Modern delay removal tape prevents damaging the taped surface. "Delicate" tape has about 40% the adhesion of traditional tape, and can remain on a surface for up to 30-days without creating damage.[6]

The less adhesive tapes should be used especially when tape is applied to new work. Depending on the paint composition, "dry" paint may still be soft and easily damaged for 30 days or more.

Some modern house painters in the US, Canada and Australia have adopted colour visualization computer software, developed by companies such as Autech Software & Design, as an additional tool to help demonstrate to customers how their home would look after it is painted. House painters can use a digital photo outputted by this software to show possible colour schemes on the client's home exterior or room walls to help with their colour selection.

Commercial painter in Corpus Christi

Activities of the trade[edit]

Historically, the painter was responsible for the mixing of the paint; keeping a ready supply of pigments, oils, thinners and driers. The painter would use his experience to determine a suitable mixture depending on the nature of the job. In modern times, the painter is primarily responsible for preparation of the surface to be painted, such as patching holes in drywall, using masking tape and other protection on surfaces not to be painted, applying the paint and then cleaning up.[2]

Larger firms operating within the trade were generally capable of performing many painting or decoration services, from creating an accent wall to sign writing, to the gilding of objects or the finishing or refinishing of furniture.[2]

More recently, professional painters are responsible for all preparation prior to painting. All scraping, sanding, wallpaper removal, caulking, drywall or wood repair, patching, stain removal, filling nail holes or any defects with plaster or putty, cleaning, taping, preparation and priming are considered to be done by the professional contracted painter.
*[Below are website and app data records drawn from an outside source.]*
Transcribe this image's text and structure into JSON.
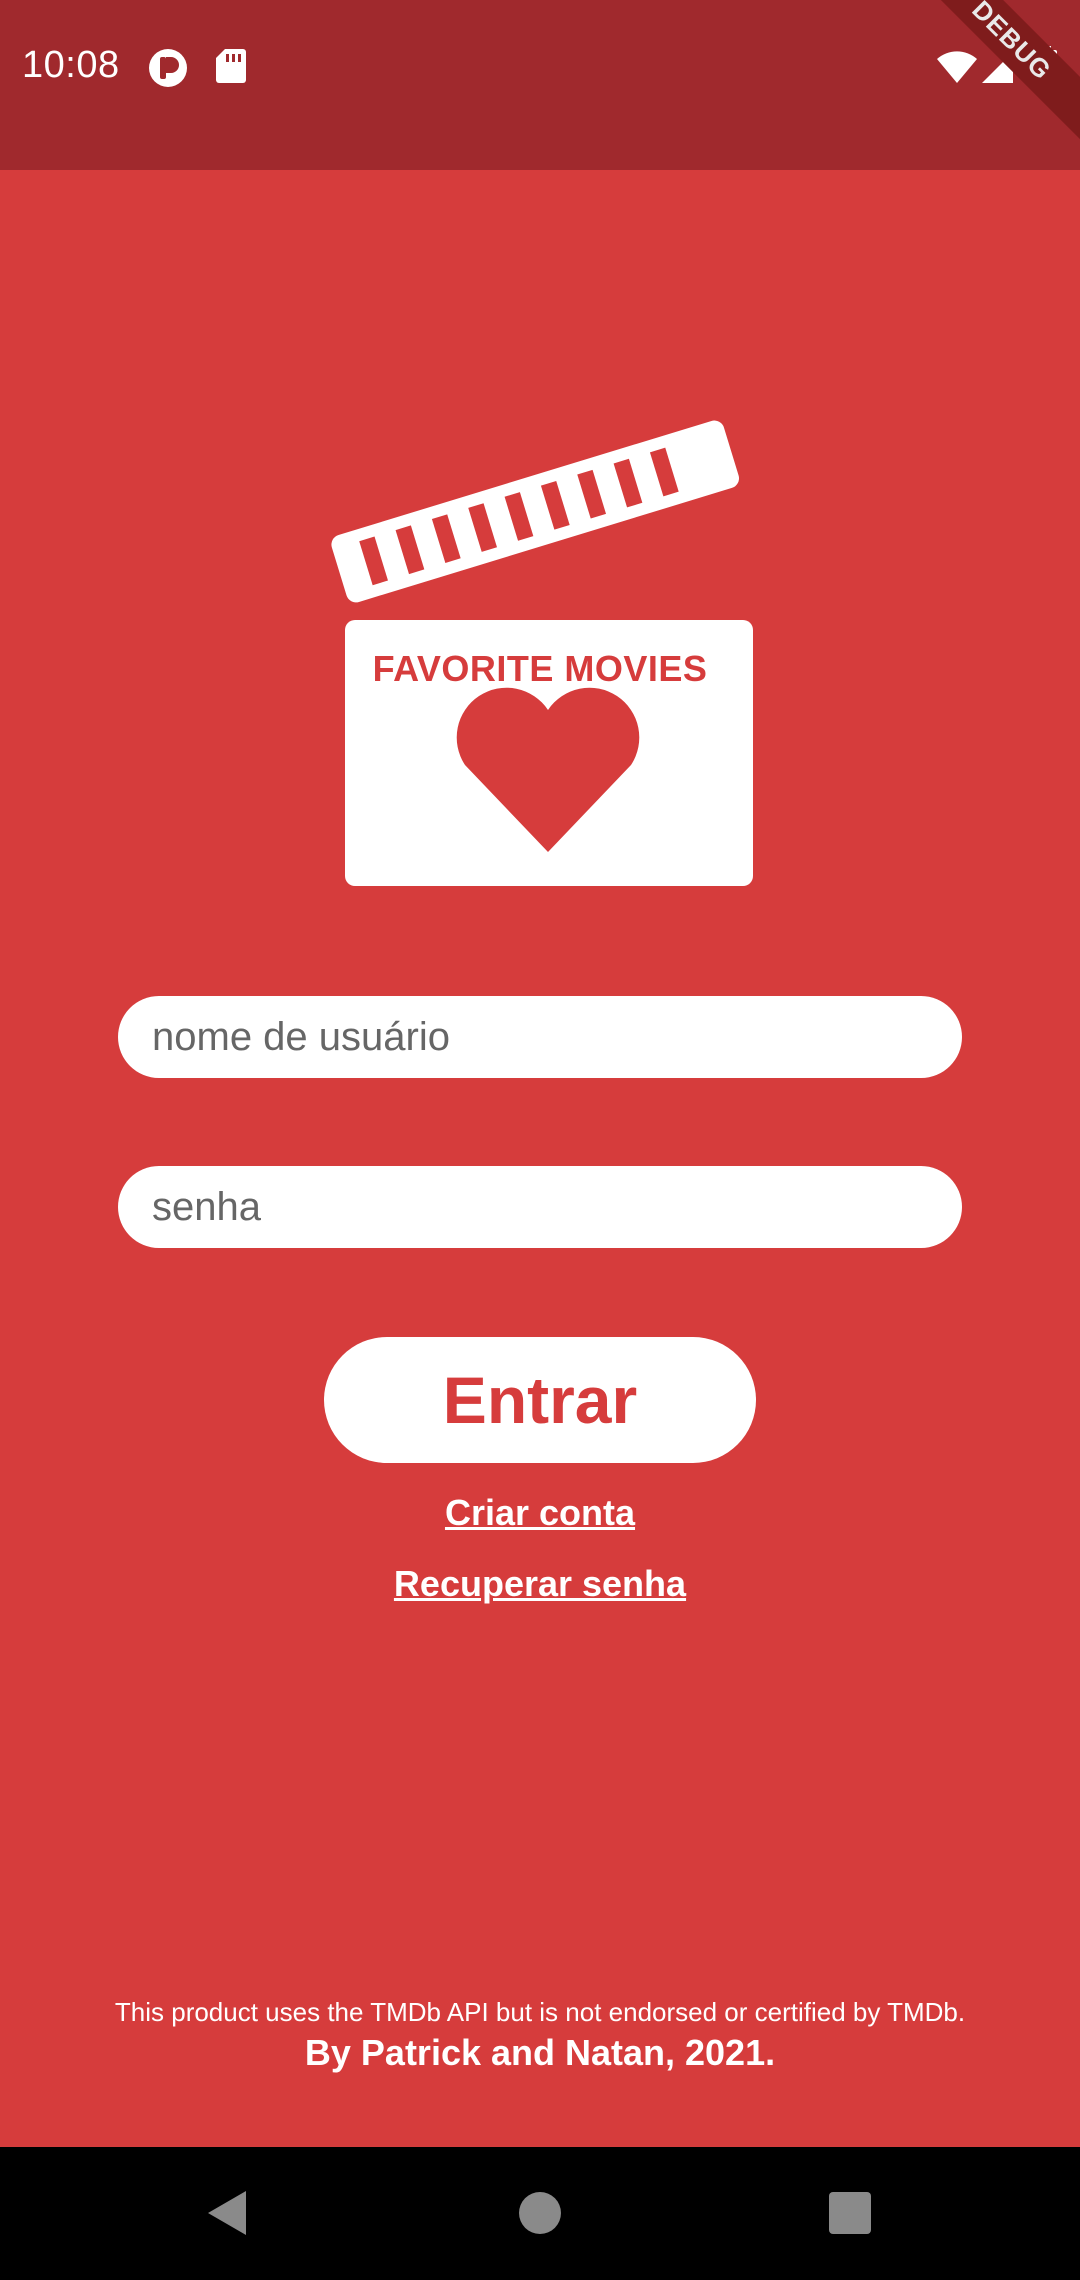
{
  "status_bar": {
    "time": "10:08",
    "debug_label": "DEBUG",
    "icons": [
      "record-icon",
      "sd-card-icon",
      "wifi-icon",
      "signal-icon",
      "battery-icon"
    ]
  },
  "logo": {
    "title": "FAVORITE MOVIES",
    "icon": "clapperboard-heart-icon"
  },
  "form": {
    "username_placeholder": "nome de usuário",
    "password_placeholder": "senha",
    "login_label": "Entrar",
    "create_account_label": "Criar conta",
    "recover_password_label": "Recuperar senha"
  },
  "footer": {
    "disclaimer": "This product uses the TMDb API but is not endorsed or certified by TMDb.",
    "credits": "By Patrick and Natan, 2021."
  },
  "nav": {
    "icons": [
      "back-icon",
      "home-icon",
      "recents-icon"
    ]
  },
  "colors": {
    "background": "#d63c3c",
    "status_bar": "#a0292d",
    "surface": "#ffffff",
    "nav_bar": "#000000"
  }
}
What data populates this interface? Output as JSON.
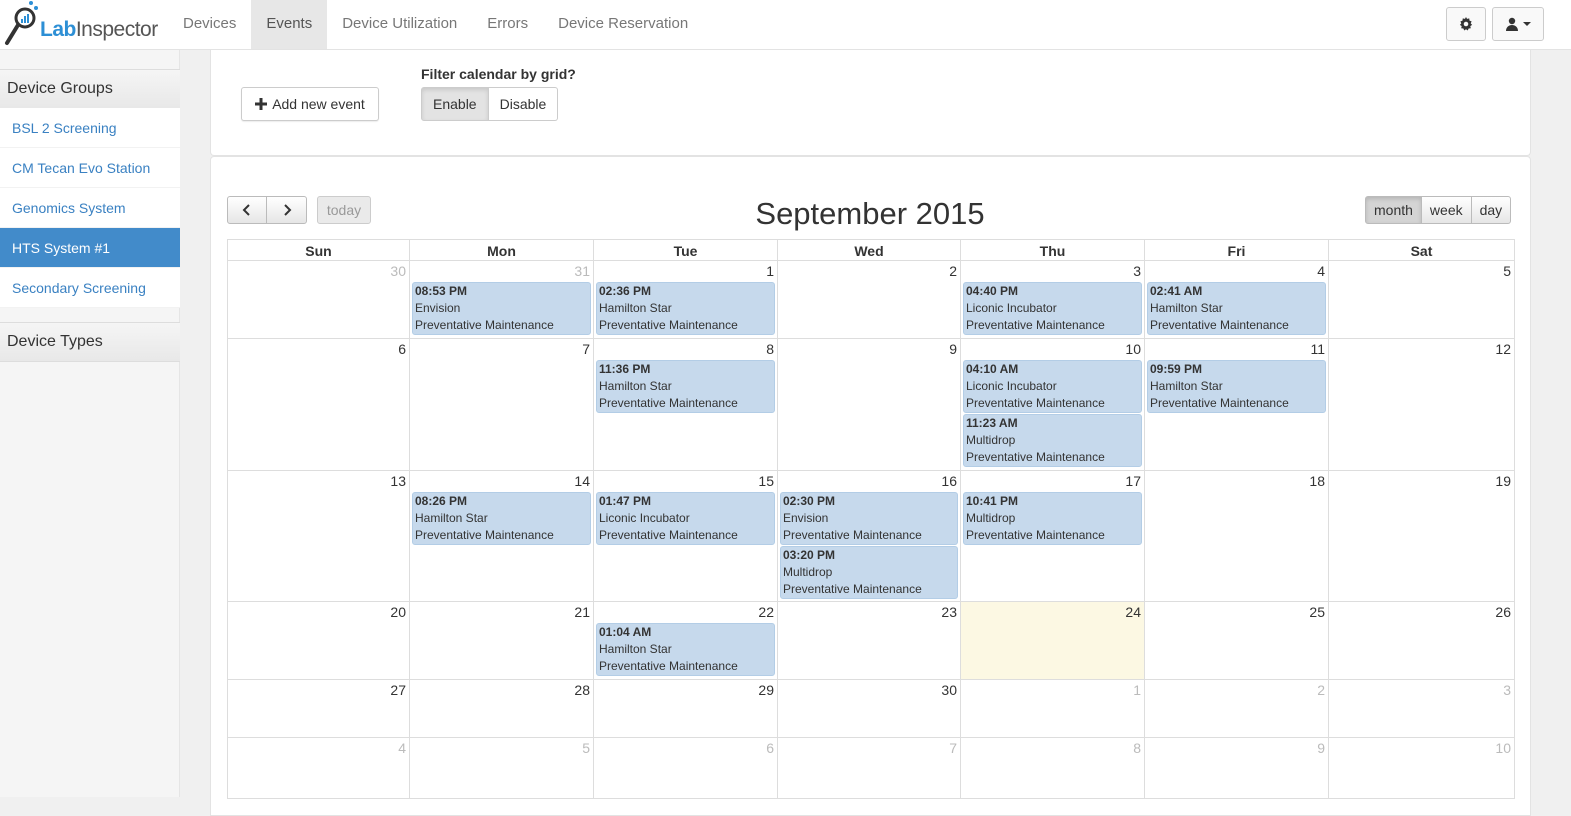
{
  "brand": {
    "lab": "Lab",
    "inspector": "Inspector"
  },
  "nav": {
    "items": [
      {
        "label": "Devices",
        "active": false
      },
      {
        "label": "Events",
        "active": true
      },
      {
        "label": "Device Utilization",
        "active": false
      },
      {
        "label": "Errors",
        "active": false
      },
      {
        "label": "Device Reservation",
        "active": false
      }
    ]
  },
  "sidebar": {
    "groups_title": "Device Groups",
    "types_title": "Device Types",
    "items": [
      {
        "label": "BSL 2 Screening",
        "active": false
      },
      {
        "label": "CM Tecan Evo Station",
        "active": false
      },
      {
        "label": "Genomics System",
        "active": false
      },
      {
        "label": "HTS System #1",
        "active": true
      },
      {
        "label": "Secondary Screening",
        "active": false
      }
    ]
  },
  "toolbar": {
    "add_label": "Add new event",
    "filter_label": "Filter calendar by grid?",
    "enable_label": "Enable",
    "disable_label": "Disable"
  },
  "calendar": {
    "title": "September 2015",
    "today_label": "today",
    "views": [
      {
        "label": "month",
        "active": true
      },
      {
        "label": "week",
        "active": false
      },
      {
        "label": "day",
        "active": false
      }
    ],
    "weekdays": [
      "Sun",
      "Mon",
      "Tue",
      "Wed",
      "Thu",
      "Fri",
      "Sat"
    ],
    "weeks": [
      [
        {
          "d": "30",
          "o": true
        },
        {
          "d": "31",
          "o": true
        },
        {
          "d": "1"
        },
        {
          "d": "2"
        },
        {
          "d": "3"
        },
        {
          "d": "4"
        },
        {
          "d": "5"
        }
      ],
      [
        {
          "d": "6"
        },
        {
          "d": "7"
        },
        {
          "d": "8"
        },
        {
          "d": "9"
        },
        {
          "d": "10"
        },
        {
          "d": "11"
        },
        {
          "d": "12"
        }
      ],
      [
        {
          "d": "13"
        },
        {
          "d": "14"
        },
        {
          "d": "15"
        },
        {
          "d": "16"
        },
        {
          "d": "17"
        },
        {
          "d": "18"
        },
        {
          "d": "19"
        }
      ],
      [
        {
          "d": "20"
        },
        {
          "d": "21"
        },
        {
          "d": "22"
        },
        {
          "d": "23"
        },
        {
          "d": "24",
          "today": true
        },
        {
          "d": "25"
        },
        {
          "d": "26"
        }
      ],
      [
        {
          "d": "27"
        },
        {
          "d": "28"
        },
        {
          "d": "29"
        },
        {
          "d": "30"
        },
        {
          "d": "1",
          "o": true
        },
        {
          "d": "2",
          "o": true
        },
        {
          "d": "3",
          "o": true
        }
      ],
      [
        {
          "d": "4",
          "o": true
        },
        {
          "d": "5",
          "o": true
        },
        {
          "d": "6",
          "o": true
        },
        {
          "d": "7",
          "o": true
        },
        {
          "d": "8",
          "o": true
        },
        {
          "d": "9",
          "o": true
        },
        {
          "d": "10",
          "o": true
        }
      ]
    ],
    "events": [
      {
        "week": 0,
        "day": 1,
        "slot": 0,
        "time": "08:53 PM",
        "device": "Envision",
        "type": "Preventative Maintenance"
      },
      {
        "week": 0,
        "day": 2,
        "slot": 0,
        "time": "02:36 PM",
        "device": "Hamilton Star",
        "type": "Preventative Maintenance"
      },
      {
        "week": 0,
        "day": 4,
        "slot": 0,
        "time": "04:40 PM",
        "device": "Liconic Incubator",
        "type": "Preventative Maintenance"
      },
      {
        "week": 0,
        "day": 5,
        "slot": 0,
        "time": "02:41 AM",
        "device": "Hamilton Star",
        "type": "Preventative Maintenance"
      },
      {
        "week": 1,
        "day": 2,
        "slot": 0,
        "time": "11:36 PM",
        "device": "Hamilton Star",
        "type": "Preventative Maintenance"
      },
      {
        "week": 1,
        "day": 4,
        "slot": 0,
        "time": "04:10 AM",
        "device": "Liconic Incubator",
        "type": "Preventative Maintenance"
      },
      {
        "week": 1,
        "day": 4,
        "slot": 1,
        "time": "11:23 AM",
        "device": "Multidrop",
        "type": "Preventative Maintenance"
      },
      {
        "week": 1,
        "day": 5,
        "slot": 0,
        "time": "09:59 PM",
        "device": "Hamilton Star",
        "type": "Preventative Maintenance"
      },
      {
        "week": 2,
        "day": 1,
        "slot": 0,
        "time": "08:26 PM",
        "device": "Hamilton Star",
        "type": "Preventative Maintenance"
      },
      {
        "week": 2,
        "day": 2,
        "slot": 0,
        "time": "01:47 PM",
        "device": "Liconic Incubator",
        "type": "Preventative Maintenance"
      },
      {
        "week": 2,
        "day": 3,
        "slot": 0,
        "time": "02:30 PM",
        "device": "Envision",
        "type": "Preventative Maintenance"
      },
      {
        "week": 2,
        "day": 3,
        "slot": 1,
        "time": "03:20 PM",
        "device": "Multidrop",
        "type": "Preventative Maintenance"
      },
      {
        "week": 2,
        "day": 4,
        "slot": 0,
        "time": "10:41 PM",
        "device": "Multidrop",
        "type": "Preventative Maintenance"
      },
      {
        "week": 3,
        "day": 2,
        "slot": 0,
        "time": "01:04 AM",
        "device": "Hamilton Star",
        "type": "Preventative Maintenance"
      }
    ]
  },
  "colors": {
    "event_bg": "#c6d9ec",
    "today_bg": "#fcf8e3",
    "sidebar_active": "#428bca",
    "link": "#3a81c2"
  },
  "icons": {
    "brand": "magnifier-logo-icon",
    "settings": "gear-icon",
    "user": "user-icon",
    "add": "plus-icon",
    "prev": "chevron-left-icon",
    "next": "chevron-right-icon"
  }
}
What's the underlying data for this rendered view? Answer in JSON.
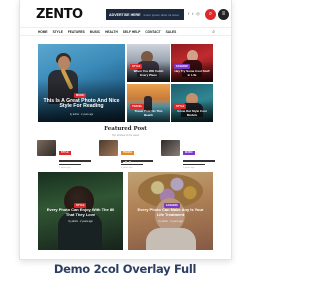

Before repainting, surfaces are usually cleaned with sugar soap (in Commonwealth countries) which usually contains sodium carbonate, sodium phosphate, and sometimes sodium silicate as an abrasive, though formulations vary. In the U.S.A. a similar compound known as TSP is used but some modern formulations do not contain phosphates due to environmental concerns.

Professional painters need to have keen knowledge of tools of the trade, including sanders, scrapers, paint sprayers, brushes, paint rollers, ladders and scaffolding, in addition to just the paint in order to correctly complete work. Much preparation needs to be considered before simply applying paint. For instance, taping and dropcloth techniques, sizes of brushes or rollers, material types or dimensions of rollers or brushes (there are different sizes or types of brushes and rollers for different paints), amount of paint, number of paint coats, amount of primer, types of primers and paints, certain grits and cuts of sandpaper, trim cutting (the act of painting with a brush on the outline of baseboard, mouldings and other trim work), wallpaper removal, and nail-hole filling techniques. Today many painters are attempting to break into the field of faux painting, allowing them more creativity and access to a higher end customer base.

In 2009 the National Institute of Painting and Decorating (NIPD) created the GreenPainters program, an initiative for improving the sustainability of the trade. This program has been successfully run in Australia and the US. In 2013 NIPD also created the first on-line training system for the industry, allowing painters to learn the trade on-line anywhere in the world.

See also[edit]

References[edit]

  1. ^ Alf Fulcher (2005). Painting and Decorating. Blackwell Publishing. ISBN 1-4051-1254-9. 
  2. ^ a b c d e f g h i j k l m The Modern Painter and Decorator volume 1 1921 Caxton
  3. ^ Paint Not Adhering | Additives to Paint | Flood. Floodco.com. Retrieved on 2012-02-24.
  4. ^ Foam Paint Brushes produce smooth, uniform finish., Jen Mfg. Inc. News.thomasnet.com (2006-06-12). Retrieved on 2012-02-24.
  5. ^ (catalog). Wooster Brush. Retrieved on 2012-02-24.
  6. ^ Shurtape CP-28 30-Day Purple Painters Tape at. Findtape.com. Retrieved on 2012-02-24.

External links[edit]

National Institute of Painting and Decorating